Prof. Ash delivered his first public address on Thursday evening, during which he informed the public that millions of serological antibody tests would be delivered to the various health funds and that people who think they might have had the virus can go and be checked. If they test positive for antibodies, they will receive the green passport. In addition, anyone who was diagnosed with the virus and recovered can obtain the passport.
The exact details of what will come with the passport are still in development, Ash said, although one can surmise that the program could keep hundreds of thousands and potential more than a million Israelis out of isolation.
So far, 332,937 Israelis have tested positive for the coronavirus, according to Health Ministry statistics. A nationwide serological survey conducted by the ministry from July to September found that 5.5% of Israelis – around 487,000 Israelis – had the virus, a number that has only increased since then. In areas of high infection, serological studies have shown that as much as 9% of the community was infected.

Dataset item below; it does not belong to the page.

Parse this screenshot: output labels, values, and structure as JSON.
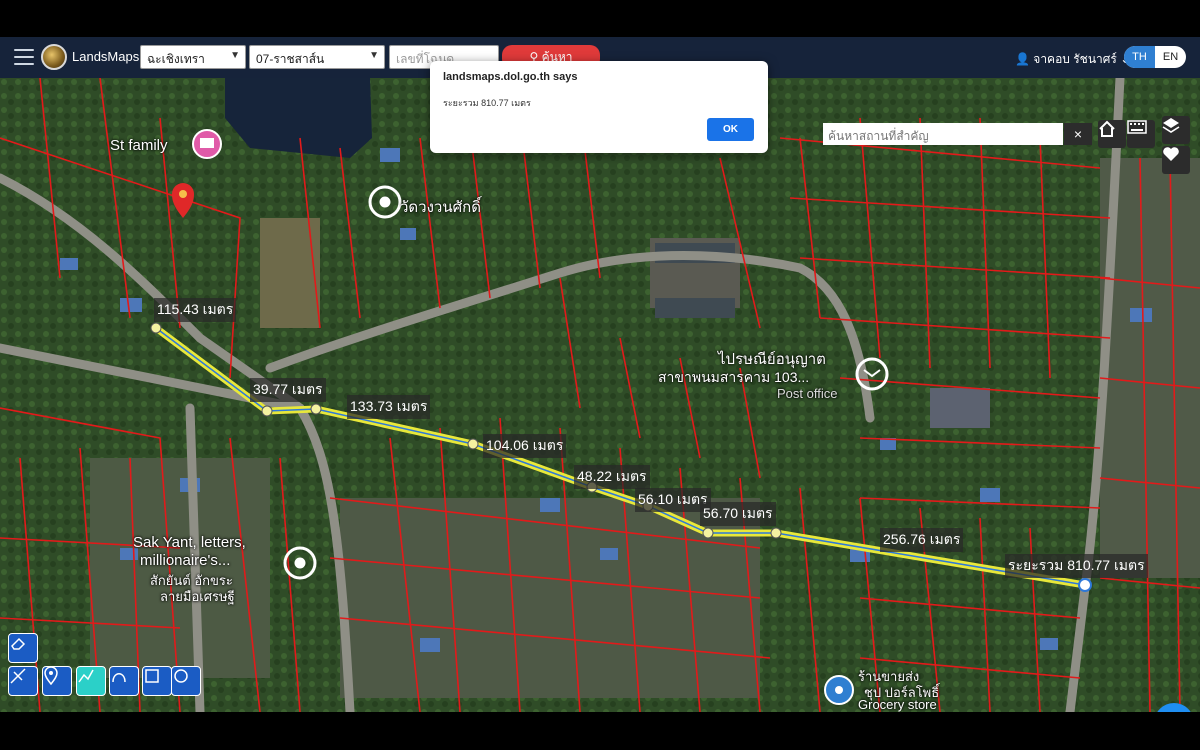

Meanwhile, Prof. Ash warned that the country should prepare for at least another year of dealing with the pandemic, adding that “a third lockdown is definitely on the agenda.”
Ash noted that the country saw an increase in the number of new diagnoses in recent days.
Israel on Thursday saw more than 1,000 new cases of COVID-19 in 24 hours, for the first time since the end of the second lockdown last month, although the positivity rate for tests remained below 2%.
“I and all the leaders of the fight against coronavirus see the heavy prices you are paying and the responsible way you are behaving,” Ash said. “You are sacrificing a great deal and working alongside us for the health of the nation,” said Ash.
“Unfortunately, there are also irresponsible people who pose a danger to all of us, those who do not wear masks, who hold mass gatherings. Most of the nation is being mindful, [but] the minority who downplay [the coronavirus] … seriously endanger us all.”
On the race to acquire a vaccine against coronavirus, Ash said: “We are preparing vigorously to lead a national vaccination campaign for the benefit of all Israeli citizens. At the end of the vaccination campaign, I hope we can declare that the people of Israel have defeated the coronavirus, but it will take more time. There are those who believe that the virus is already behind us, but I see things differently. It’s not going to be easy, it’s not going to be quick.
“My working assumption … is that the coronavirus will be around in the coming year. An effective vaccination of the population will at best take place in 2021 and at worst towards the end of next year. Therefore, we as a country and as citizens must prepare for at least a year in which we are living a coronavirus routine.”
On Friday, several malls, marketplaces and museums opened as part of a pilot program agreed upon by the Health Ministry and other members of the governments. And on Sunday, more students are expected to return to their classrooms.
“There is no room for complacency,” Ash said.
Regarding the race for a vaccine, the commissioner said that his working assumption is that the mass population will only be vaccinated at best by mid-2021 and in the worst case by the end of next year. As such, Israel will be living in the shadow of coronavirus for another year.
“We have more difficult days ahead of us,” he concluded.
Health Ministry chief Chezy Levy also held a press conference on Thursday, in which noted that “as of today, there are 15 red authorities and more orange ones. This serves the restrictions based on the traffic light plan that will be implemented next week,” Levy said. He noted that the basic reproduction rate in Israel, which stands at 1.06, was higher than planned for rolling back restrictions at this stage.
According to Levy, the government would not initiate a lockdown over Chanukah without reason.
He said, “We will track the morbidity and the repercussions of rolling back every restriction. Whether it’s in the market place and shopping, or cultural social activity or leisure. Wherever the increase in morbidity is higher than expected … we will need to contemplate imposing restrictions.”